#### TRY IT:
Please reproduce every entry, keeping each one exact.

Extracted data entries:
/---
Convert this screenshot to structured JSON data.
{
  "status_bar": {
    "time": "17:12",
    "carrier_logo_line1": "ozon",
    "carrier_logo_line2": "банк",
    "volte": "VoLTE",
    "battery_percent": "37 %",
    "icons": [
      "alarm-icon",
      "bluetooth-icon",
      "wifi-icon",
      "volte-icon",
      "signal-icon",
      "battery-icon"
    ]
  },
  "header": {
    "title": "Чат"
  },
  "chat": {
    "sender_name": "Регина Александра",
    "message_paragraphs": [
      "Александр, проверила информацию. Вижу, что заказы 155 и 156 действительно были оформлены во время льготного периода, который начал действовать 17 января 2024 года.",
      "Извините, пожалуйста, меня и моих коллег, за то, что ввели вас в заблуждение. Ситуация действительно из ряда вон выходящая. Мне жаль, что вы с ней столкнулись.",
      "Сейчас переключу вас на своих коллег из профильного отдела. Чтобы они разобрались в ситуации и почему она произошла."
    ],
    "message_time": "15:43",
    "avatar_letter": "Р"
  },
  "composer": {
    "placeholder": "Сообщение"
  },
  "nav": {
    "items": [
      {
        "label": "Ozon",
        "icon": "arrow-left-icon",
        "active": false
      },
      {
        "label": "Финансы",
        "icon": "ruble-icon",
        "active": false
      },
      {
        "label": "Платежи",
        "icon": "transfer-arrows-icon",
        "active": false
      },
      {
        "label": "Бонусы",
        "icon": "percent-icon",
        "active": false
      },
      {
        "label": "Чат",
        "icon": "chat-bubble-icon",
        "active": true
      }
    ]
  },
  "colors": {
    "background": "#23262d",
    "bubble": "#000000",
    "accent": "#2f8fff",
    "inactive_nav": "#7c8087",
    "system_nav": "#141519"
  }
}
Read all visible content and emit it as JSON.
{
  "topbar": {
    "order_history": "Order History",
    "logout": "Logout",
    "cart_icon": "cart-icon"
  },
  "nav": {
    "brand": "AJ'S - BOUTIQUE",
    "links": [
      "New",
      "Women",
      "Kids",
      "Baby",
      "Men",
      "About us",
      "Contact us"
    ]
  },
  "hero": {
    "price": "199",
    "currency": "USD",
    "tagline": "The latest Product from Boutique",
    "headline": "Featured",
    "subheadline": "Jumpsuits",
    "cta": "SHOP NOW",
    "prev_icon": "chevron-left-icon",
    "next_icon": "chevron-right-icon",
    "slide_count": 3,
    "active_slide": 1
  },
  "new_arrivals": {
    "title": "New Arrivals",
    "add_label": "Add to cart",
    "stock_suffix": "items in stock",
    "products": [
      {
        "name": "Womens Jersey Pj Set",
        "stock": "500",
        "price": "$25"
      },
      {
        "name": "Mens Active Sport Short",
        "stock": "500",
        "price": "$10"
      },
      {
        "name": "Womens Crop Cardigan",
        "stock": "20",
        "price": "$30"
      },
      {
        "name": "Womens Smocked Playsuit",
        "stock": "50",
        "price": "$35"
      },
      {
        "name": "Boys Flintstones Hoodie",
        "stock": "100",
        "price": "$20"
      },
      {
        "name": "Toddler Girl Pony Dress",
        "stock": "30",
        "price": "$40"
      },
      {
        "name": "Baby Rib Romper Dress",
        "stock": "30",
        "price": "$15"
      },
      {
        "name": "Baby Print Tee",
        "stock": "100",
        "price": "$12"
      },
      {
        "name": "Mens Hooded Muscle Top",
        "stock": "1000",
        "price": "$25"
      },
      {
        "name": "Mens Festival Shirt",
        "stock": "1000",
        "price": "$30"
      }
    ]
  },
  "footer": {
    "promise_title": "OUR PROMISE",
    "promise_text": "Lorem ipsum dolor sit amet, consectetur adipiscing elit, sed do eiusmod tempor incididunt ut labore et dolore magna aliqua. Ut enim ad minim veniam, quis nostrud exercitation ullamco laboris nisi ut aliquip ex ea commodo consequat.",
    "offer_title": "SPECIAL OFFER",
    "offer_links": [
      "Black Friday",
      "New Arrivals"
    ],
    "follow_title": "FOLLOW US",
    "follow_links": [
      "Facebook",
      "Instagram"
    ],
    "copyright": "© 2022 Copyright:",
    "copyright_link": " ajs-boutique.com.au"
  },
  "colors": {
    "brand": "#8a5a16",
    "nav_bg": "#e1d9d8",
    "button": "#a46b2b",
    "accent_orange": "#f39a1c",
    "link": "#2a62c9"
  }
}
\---
#### EXERCISE RESPONSE:
Convert this screenshot to structured JSON data.
{
  "status_bar": {
    "time": "17:12",
    "carrier_logo_line1": "ozon",
    "carrier_logo_line2": "банк",
    "volte": "VoLTE",
    "battery_percent": "37 %",
    "icons": [
      "alarm-icon",
      "bluetooth-icon",
      "wifi-icon",
      "volte-icon",
      "signal-icon",
      "battery-icon"
    ]
  },
  "header": {
    "title": "Чат"
  },
  "chat": {
    "sender_name": "Регина Александра",
    "message_paragraphs": [
      "Александр, проверила информацию. Вижу, что заказы 155 и 156 действительно были оформлены во время льготного периода, который начал действовать 17 января 2024 года.",
      "Извините, пожалуйста, меня и моих коллег, за то, что ввели вас в заблуждение. Ситуация действительно из ряда вон выходящая. Мне жаль, что вы с ней столкнулись.",
      "Сейчас переключу вас на своих коллег из профильного отдела. Чтобы они разобрались в ситуации и почему она произошла."
    ],
    "message_time": "15:43",
    "avatar_letter": "Р"
  },
  "composer": {
    "placeholder": "Сообщение"
  },
  "nav": {
    "items": [
      {
        "label": "Ozon",
        "icon": "arrow-left-icon",
        "active": false
      },
      {
        "label": "Финансы",
        "icon": "ruble-icon",
        "active": false
      },
      {
        "label": "Платежи",
        "icon": "transfer-arrows-icon",
        "active": false
      },
      {
        "label": "Бонусы",
        "icon": "percent-icon",
        "active": false
      },
      {
        "label": "Чат",
        "icon": "chat-bubble-icon",
        "active": true
      }
    ]
  },
  "colors": {
    "background": "#23262d",
    "bubble": "#000000",
    "accent": "#2f8fff",
    "inactive_nav": "#7c8087",
    "system_nav": "#141519"
  }
}
Read all visible content and emit it as JSON.
{
  "topbar": {
    "order_history": "Order History",
    "logout": "Logout",
    "cart_icon": "cart-icon"
  },
  "nav": {
    "brand": "AJ'S - BOUTIQUE",
    "links": [
      "New",
      "Women",
      "Kids",
      "Baby",
      "Men",
      "About us",
      "Contact us"
    ]
  },
  "hero": {
    "price": "199",
    "currency": "USD",
    "tagline": "The latest Product from Boutique",
    "headline": "Featured",
    "subheadline": "Jumpsuits",
    "cta": "SHOP NOW",
    "prev_icon": "chevron-left-icon",
    "next_icon": "chevron-right-icon",
    "slide_count": 3,
    "active_slide": 1
  },
  "new_arrivals": {
    "title": "New Arrivals",
    "add_label": "Add to cart",
    "stock_suffix": "items in stock",
    "products": [
      {
        "name": "Womens Jersey Pj Set",
        "stock": "500",
        "price": "$25"
      },
      {
        "name": "Mens Active Sport Short",
        "stock": "500",
        "price": "$10"
      },
      {
        "name": "Womens Crop Cardigan",
        "stock": "20",
        "price": "$30"
      },
      {
        "name": "Womens Smocked Playsuit",
        "stock": "50",
        "price": "$35"
      },
      {
        "name": "Boys Flintstones Hoodie",
        "stock": "100",
        "price": "$20"
      },
      {
        "name": "Toddler Girl Pony Dress",
        "stock": "30",
        "price": "$40"
      },
      {
        "name": "Baby Rib Romper Dress",
        "stock": "30",
        "price": "$15"
      },
      {
        "name": "Baby Print Tee",
        "stock": "100",
        "price": "$12"
      },
      {
        "name": "Mens Hooded Muscle Top",
        "stock": "1000",
        "price": "$25"
      },
      {
        "name": "Mens Festival Shirt",
        "stock": "1000",
        "price": "$30"
      }
    ]
  },
  "footer": {
    "promise_title": "OUR PROMISE",
    "promise_text": "Lorem ipsum dolor sit amet, consectetur adipiscing elit, sed do eiusmod tempor incididunt ut labore et dolore magna aliqua. Ut enim ad minim veniam, quis nostrud exercitation ullamco laboris nisi ut aliquip ex ea commodo consequat.",
    "offer_title": "SPECIAL OFFER",
    "offer_links": [
      "Black Friday",
      "New Arrivals"
    ],
    "follow_title": "FOLLOW US",
    "follow_links": [
      "Facebook",
      "Instagram"
    ],
    "copyright": "© 2022 Copyright:",
    "copyright_link": " ajs-boutique.com.au"
  },
  "colors": {
    "brand": "#8a5a16",
    "nav_bg": "#e1d9d8",
    "button": "#a46b2b",
    "accent_orange": "#f39a1c",
    "link": "#2a62c9"
  }
}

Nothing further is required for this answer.